- DESCRIPTION OF THE TASK -
Each line below should be repeated exactly, but no picture should be carried over.

- DATA -
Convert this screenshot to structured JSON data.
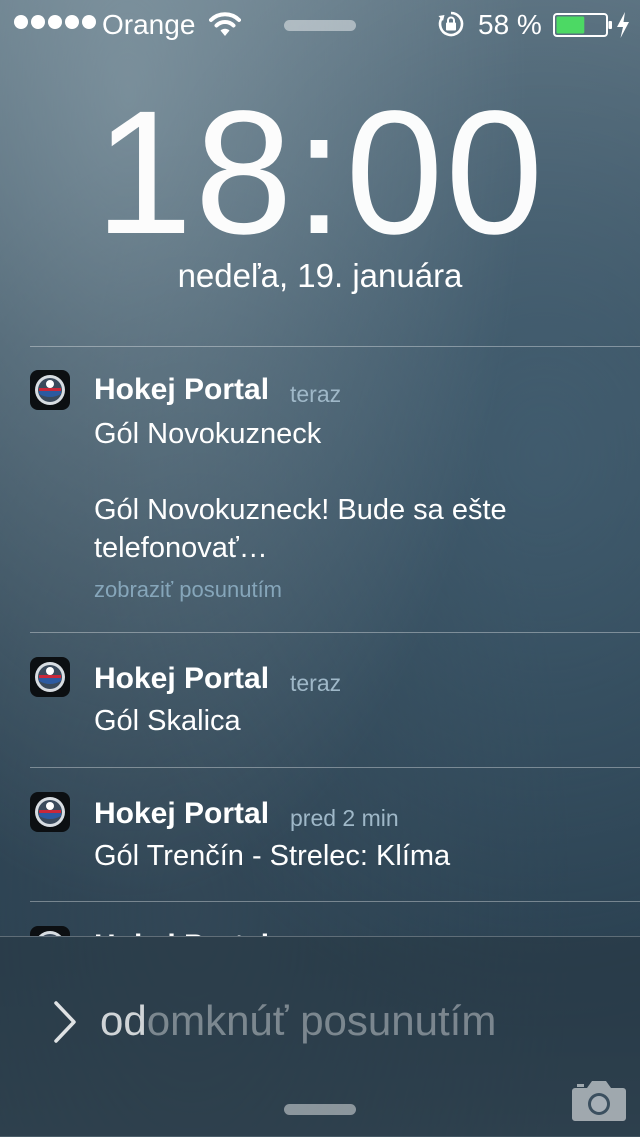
{
  "status_bar": {
    "signal_bars": 5,
    "carrier": "Orange",
    "battery_percent": "58 %",
    "battery_level": 0.58,
    "battery_color": "#4cd964",
    "charging": true,
    "icons": [
      "wifi-icon",
      "rotation-lock-icon",
      "battery-icon",
      "charging-icon"
    ]
  },
  "lock_screen": {
    "time_hours": "18",
    "time_separator": ":",
    "time_minutes": "00",
    "date": "nedeľa, 19. januára"
  },
  "notifications": [
    {
      "app": "Hokej Portal",
      "time": "teraz",
      "title": "Gól Novokuzneck",
      "message_line1": "Gól Novokuzneck! Bude sa ešte",
      "message_line2": "telefonovať…",
      "hint": "zobraziť posunutím"
    },
    {
      "app": "Hokej Portal",
      "time": "teraz",
      "title": "Gól Skalica"
    },
    {
      "app": "Hokej Portal",
      "time": "pred 2 min",
      "title": "Gól Trenčín - Strelec: Klíma"
    },
    {
      "app": "Hokej Portal"
    }
  ],
  "unlock": {
    "label_highlight": "od",
    "label_rest": "omknúť posunutím"
  },
  "colors": {
    "accent_text": "#9fb8c8",
    "hint_text": "#86a6ba"
  }
}
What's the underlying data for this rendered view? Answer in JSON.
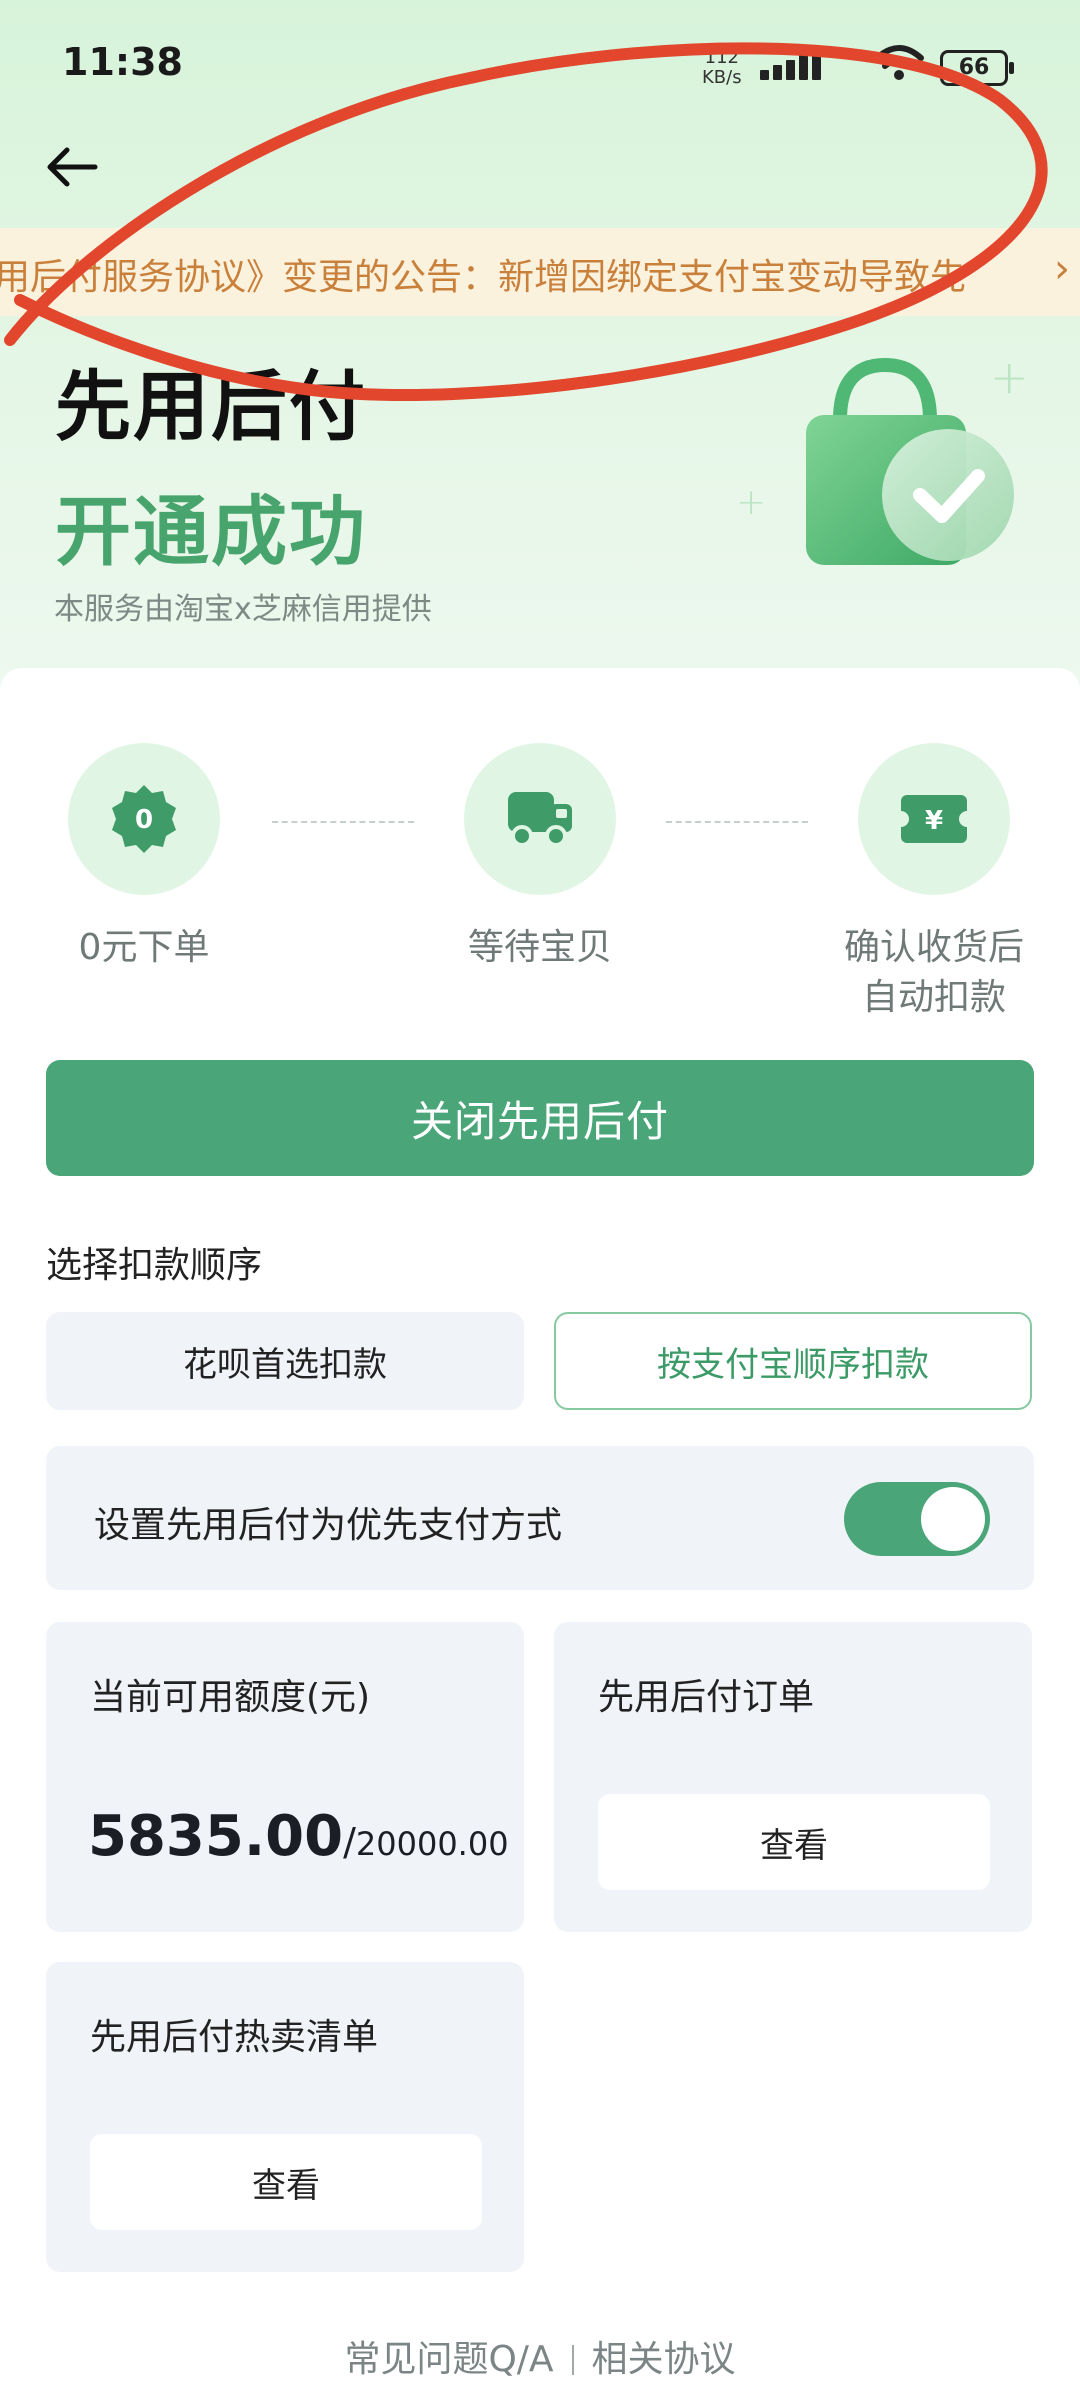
{
  "status_bar": {
    "time": "11:38",
    "network_speed_value": "112",
    "network_speed_unit": "KB/s",
    "battery": "66"
  },
  "notice": {
    "text": "用后付服务协议》变更的公告：新增因绑定支付宝变动导致先"
  },
  "hero": {
    "title_line1": "先用后付",
    "title_line2": "开通成功",
    "provider": "本服务由淘宝x芝麻信用提供"
  },
  "steps": [
    {
      "label": "0元下单",
      "icon": "zero-badge-icon",
      "badge": "0"
    },
    {
      "label": "等待宝贝",
      "icon": "truck-icon"
    },
    {
      "label_line1": "确认收货后",
      "label_line2": "自动扣款",
      "icon": "yen-ticket-icon"
    }
  ],
  "close_button": "关闭先用后付",
  "deduction": {
    "title": "选择扣款顺序",
    "options": [
      "花呗首选扣款",
      "按支付宝顺序扣款"
    ],
    "selected": "按支付宝顺序扣款"
  },
  "preference": {
    "label": "设置先用后付为优先支付方式",
    "toggle_on": true
  },
  "credit": {
    "title": "当前可用额度(元)",
    "available": "5835.00",
    "slash": "/",
    "total": "20000.00"
  },
  "orders": {
    "title": "先用后付订单",
    "button": "查看"
  },
  "hot_list": {
    "title": "先用后付热卖清单",
    "button": "查看"
  },
  "footer": {
    "faq": "常见问题Q/A",
    "agreements": "相关协议"
  },
  "colors": {
    "brand_green": "#4aa679",
    "title_green": "#47a46c",
    "notice_text": "#c9803a",
    "annotation_red": "#e2472e"
  }
}
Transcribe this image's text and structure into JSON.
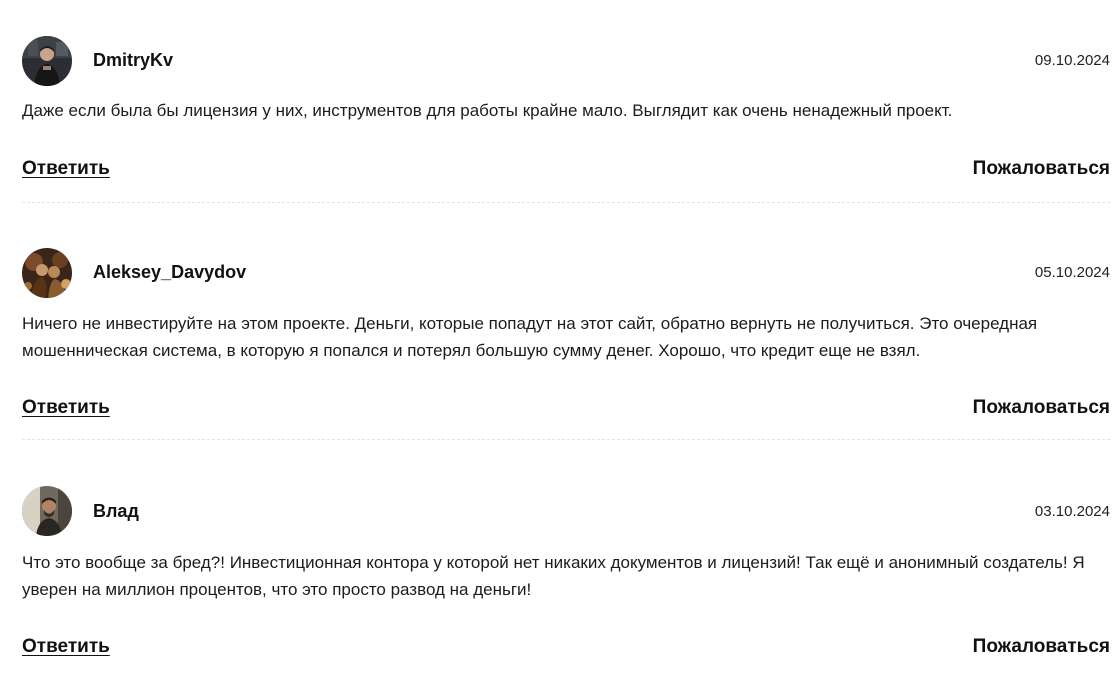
{
  "comments": [
    {
      "author": "DmitryKv",
      "date": "09.10.2024",
      "text": "Даже если была бы лицензия у них, инструментов для работы крайне мало. Выглядит как очень ненадежный проект.",
      "reply_label": "Ответить",
      "complain_label": "Пожаловаться"
    },
    {
      "author": "Aleksey_Davydov",
      "date": "05.10.2024",
      "text": "Ничего не инвестируйте на этом проекте. Деньги, которые попадут на этот сайт, обратно вернуть не получиться. Это очередная мошенническая система, в которую я попался и потерял большую сумму денег. Хорошо, что кредит еще не взял.",
      "reply_label": "Ответить",
      "complain_label": "Пожаловаться"
    },
    {
      "author": "Влад",
      "date": "03.10.2024",
      "text": "Что это вообще за бред?! Инвестиционная контора у которой нет никаких документов и лицензий! Так ещё и анонимный создатель! Я уверен на миллион процентов, что это просто развод на деньги!",
      "reply_label": "Ответить",
      "complain_label": "Пожаловаться"
    }
  ]
}
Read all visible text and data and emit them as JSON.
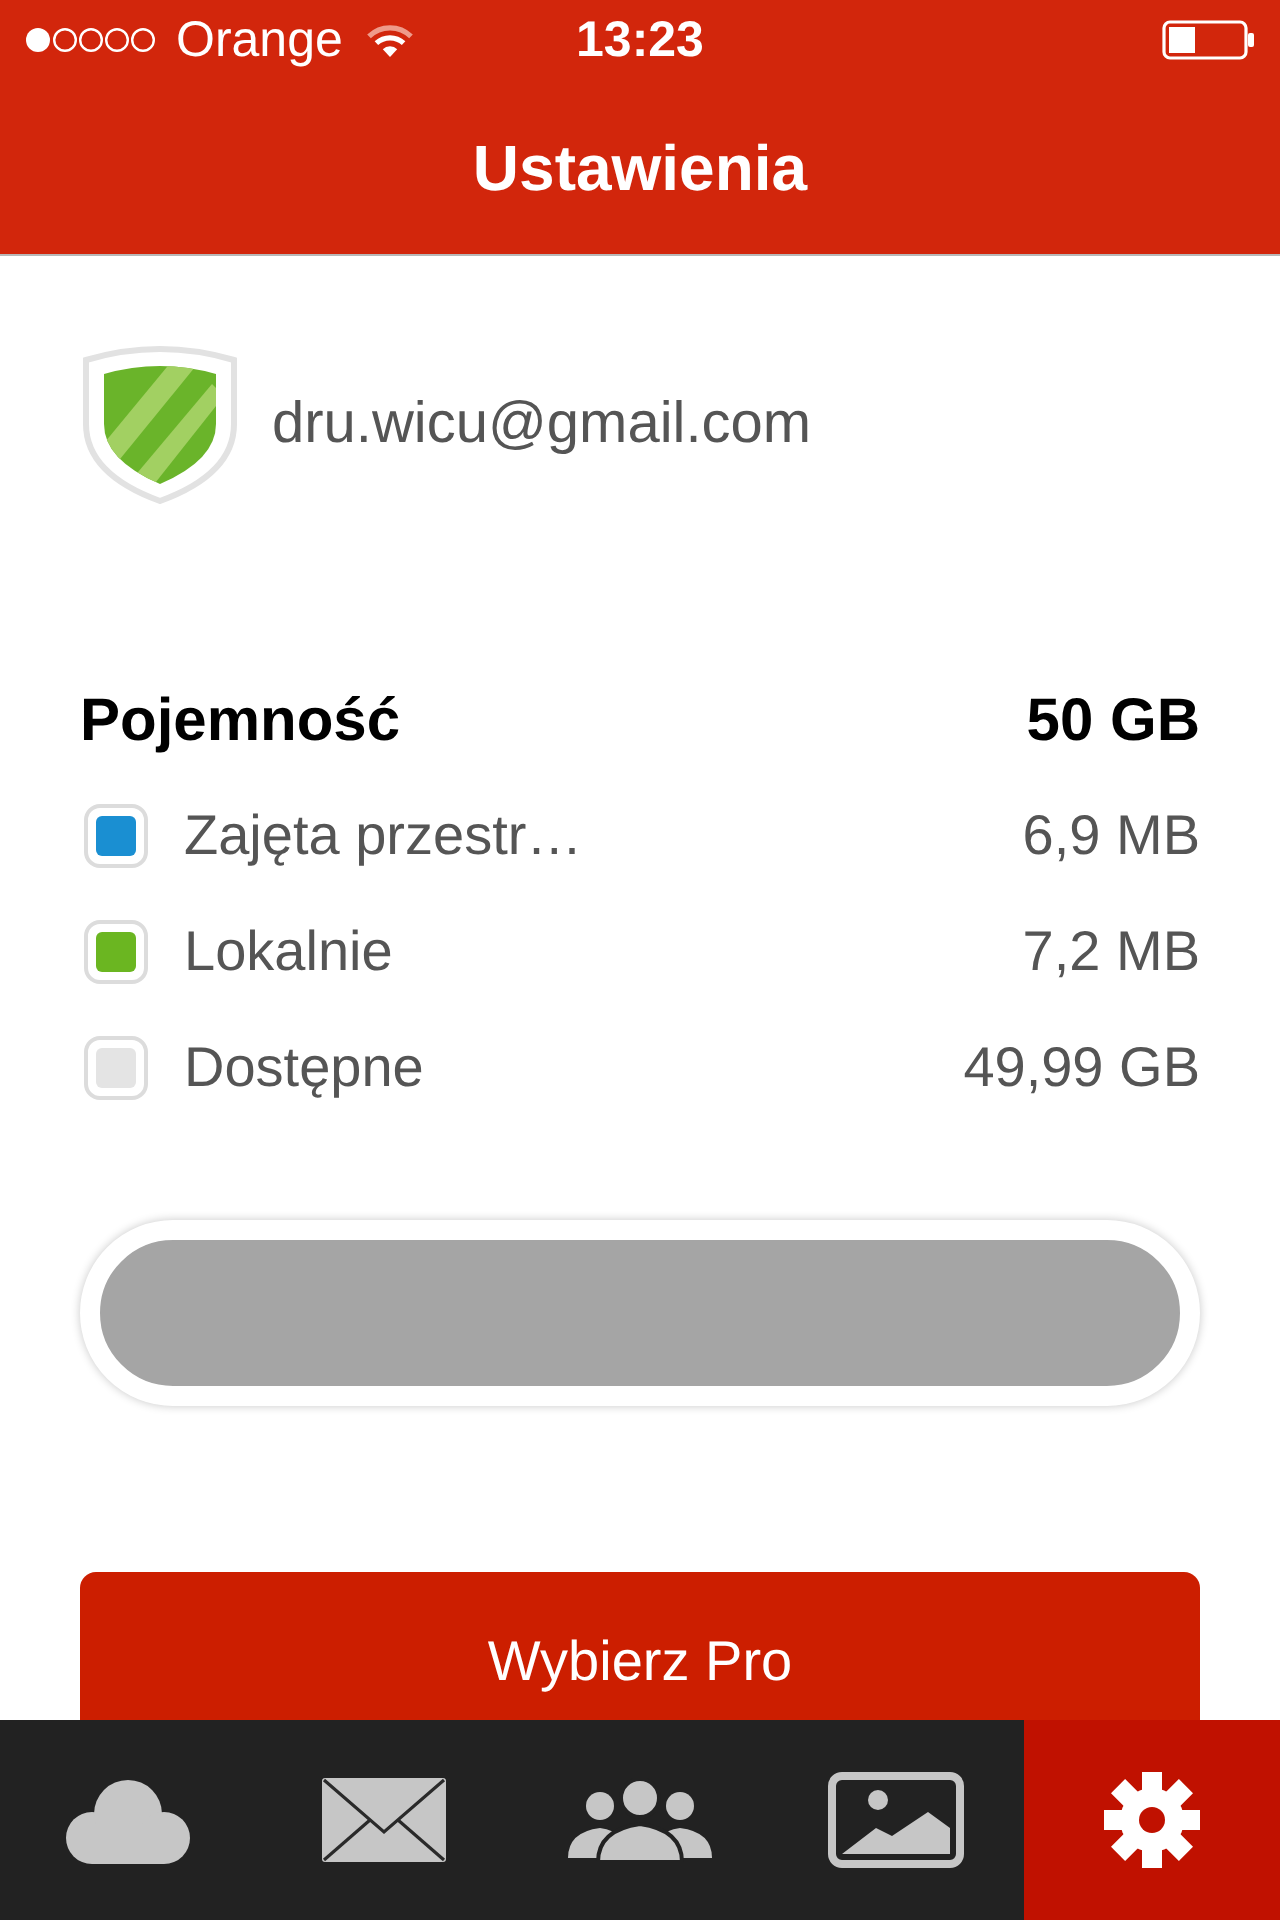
{
  "status_bar": {
    "carrier": "Orange",
    "time": "13:23"
  },
  "header": {
    "title": "Ustawienia"
  },
  "account": {
    "email": "dru.wicu@gmail.com"
  },
  "storage": {
    "title": "Pojemność",
    "total": "50 GB",
    "items": [
      {
        "label": "Zajęta przestr…",
        "value": "6,9 MB",
        "color": "#1a8fd2"
      },
      {
        "label": "Lokalnie",
        "value": "7,2 MB",
        "color": "#6bb621"
      },
      {
        "label": "Dostępne",
        "value": "49,99 GB",
        "color": "#e4e4e4"
      }
    ]
  },
  "upgrade_button": {
    "label": "Wybierz Pro"
  },
  "tab_bar": {
    "tabs": [
      {
        "kind": "cloud",
        "selected": false
      },
      {
        "kind": "mail",
        "selected": false
      },
      {
        "kind": "people",
        "selected": false
      },
      {
        "kind": "photos",
        "selected": false
      },
      {
        "kind": "settings",
        "selected": true
      }
    ]
  }
}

- THE ANSWER -
Convert this screenshot to structured JSON data.
{
  "status_bar": {
    "signal_bars": 5,
    "carrier": "Orange",
    "battery_percent": "58 %",
    "battery_level": 0.58,
    "battery_color": "#4cd964",
    "charging": true,
    "icons": [
      "wifi-icon",
      "rotation-lock-icon",
      "battery-icon",
      "charging-icon"
    ]
  },
  "lock_screen": {
    "time_hours": "18",
    "time_separator": ":",
    "time_minutes": "00",
    "date": "nedeľa, 19. januára"
  },
  "notifications": [
    {
      "app": "Hokej Portal",
      "time": "teraz",
      "title": "Gól Novokuzneck",
      "message_line1": "Gól Novokuzneck! Bude sa ešte",
      "message_line2": "telefonovať…",
      "hint": "zobraziť posunutím"
    },
    {
      "app": "Hokej Portal",
      "time": "teraz",
      "title": "Gól Skalica"
    },
    {
      "app": "Hokej Portal",
      "time": "pred 2 min",
      "title": "Gól Trenčín - Strelec: Klíma"
    },
    {
      "app": "Hokej Portal"
    }
  ],
  "unlock": {
    "label_highlight": "od",
    "label_rest": "omknúť posunutím"
  },
  "colors": {
    "accent_text": "#9fb8c8",
    "hint_text": "#86a6ba"
  }
}
What's the underlying data for this rendered view? Answer in JSON.
{
  "status_bar": {
    "time": "11:38",
    "network_speed_value": "112",
    "network_speed_unit": "KB/s",
    "battery": "66"
  },
  "notice": {
    "text": "用后付服务协议》变更的公告：新增因绑定支付宝变动导致先"
  },
  "hero": {
    "title_line1": "先用后付",
    "title_line2": "开通成功",
    "provider": "本服务由淘宝x芝麻信用提供"
  },
  "steps": [
    {
      "label": "0元下单",
      "icon": "zero-badge-icon",
      "badge": "0"
    },
    {
      "label": "等待宝贝",
      "icon": "truck-icon"
    },
    {
      "label_line1": "确认收货后",
      "label_line2": "自动扣款",
      "icon": "yen-ticket-icon"
    }
  ],
  "close_button": "关闭先用后付",
  "deduction": {
    "title": "选择扣款顺序",
    "options": [
      "花呗首选扣款",
      "按支付宝顺序扣款"
    ],
    "selected": "按支付宝顺序扣款"
  },
  "preference": {
    "label": "设置先用后付为优先支付方式",
    "toggle_on": true
  },
  "credit": {
    "title": "当前可用额度(元)",
    "available": "5835.00",
    "slash": "/",
    "total": "20000.00"
  },
  "orders": {
    "title": "先用后付订单",
    "button": "查看"
  },
  "hot_list": {
    "title": "先用后付热卖清单",
    "button": "查看"
  },
  "footer": {
    "faq": "常见问题Q/A",
    "agreements": "相关协议"
  },
  "colors": {
    "brand_green": "#4aa679",
    "title_green": "#47a46c",
    "notice_text": "#c9803a",
    "annotation_red": "#e2472e"
  }
}
Transcribe this image's text and structure into JSON.
{
  "comments": [
    {
      "author": "DmitryKv",
      "date": "09.10.2024",
      "text": "Даже если была бы лицензия у них, инструментов для работы крайне мало. Выглядит как очень ненадежный проект.",
      "reply_label": "Ответить",
      "complain_label": "Пожаловаться"
    },
    {
      "author": "Aleksey_Davydov",
      "date": "05.10.2024",
      "text": "Ничего не инвестируйте на этом проекте. Деньги, которые попадут на этот сайт, обратно вернуть не получиться. Это очередная мошенническая система, в которую я попался и потерял большую сумму денег. Хорошо, что кредит еще не взял.",
      "reply_label": "Ответить",
      "complain_label": "Пожаловаться"
    },
    {
      "author": "Влад",
      "date": "03.10.2024",
      "text": "Что это вообще за бред?! Инвестиционная контора у которой нет никаких документов и лицензий! Так ещё и анонимный создатель! Я уверен на миллион процентов, что это просто развод на деньги!",
      "reply_label": "Ответить",
      "complain_label": "Пожаловаться"
    }
  ]
}
Read all visible text and data and emit them as JSON.
{
  "status_bar": {
    "carrier": "Orange",
    "time": "13:23"
  },
  "header": {
    "title": "Ustawienia"
  },
  "account": {
    "email": "dru.wicu@gmail.com"
  },
  "storage": {
    "title": "Pojemność",
    "total": "50 GB",
    "items": [
      {
        "label": "Zajęta przestr…",
        "value": "6,9 MB",
        "color": "#1a8fd2"
      },
      {
        "label": "Lokalnie",
        "value": "7,2 MB",
        "color": "#6bb621"
      },
      {
        "label": "Dostępne",
        "value": "49,99 GB",
        "color": "#e4e4e4"
      }
    ]
  },
  "upgrade_button": {
    "label": "Wybierz Pro"
  },
  "tab_bar": {
    "tabs": [
      {
        "kind": "cloud",
        "selected": false
      },
      {
        "kind": "mail",
        "selected": false
      },
      {
        "kind": "people",
        "selected": false
      },
      {
        "kind": "photos",
        "selected": false
      },
      {
        "kind": "settings",
        "selected": true
      }
    ]
  }
}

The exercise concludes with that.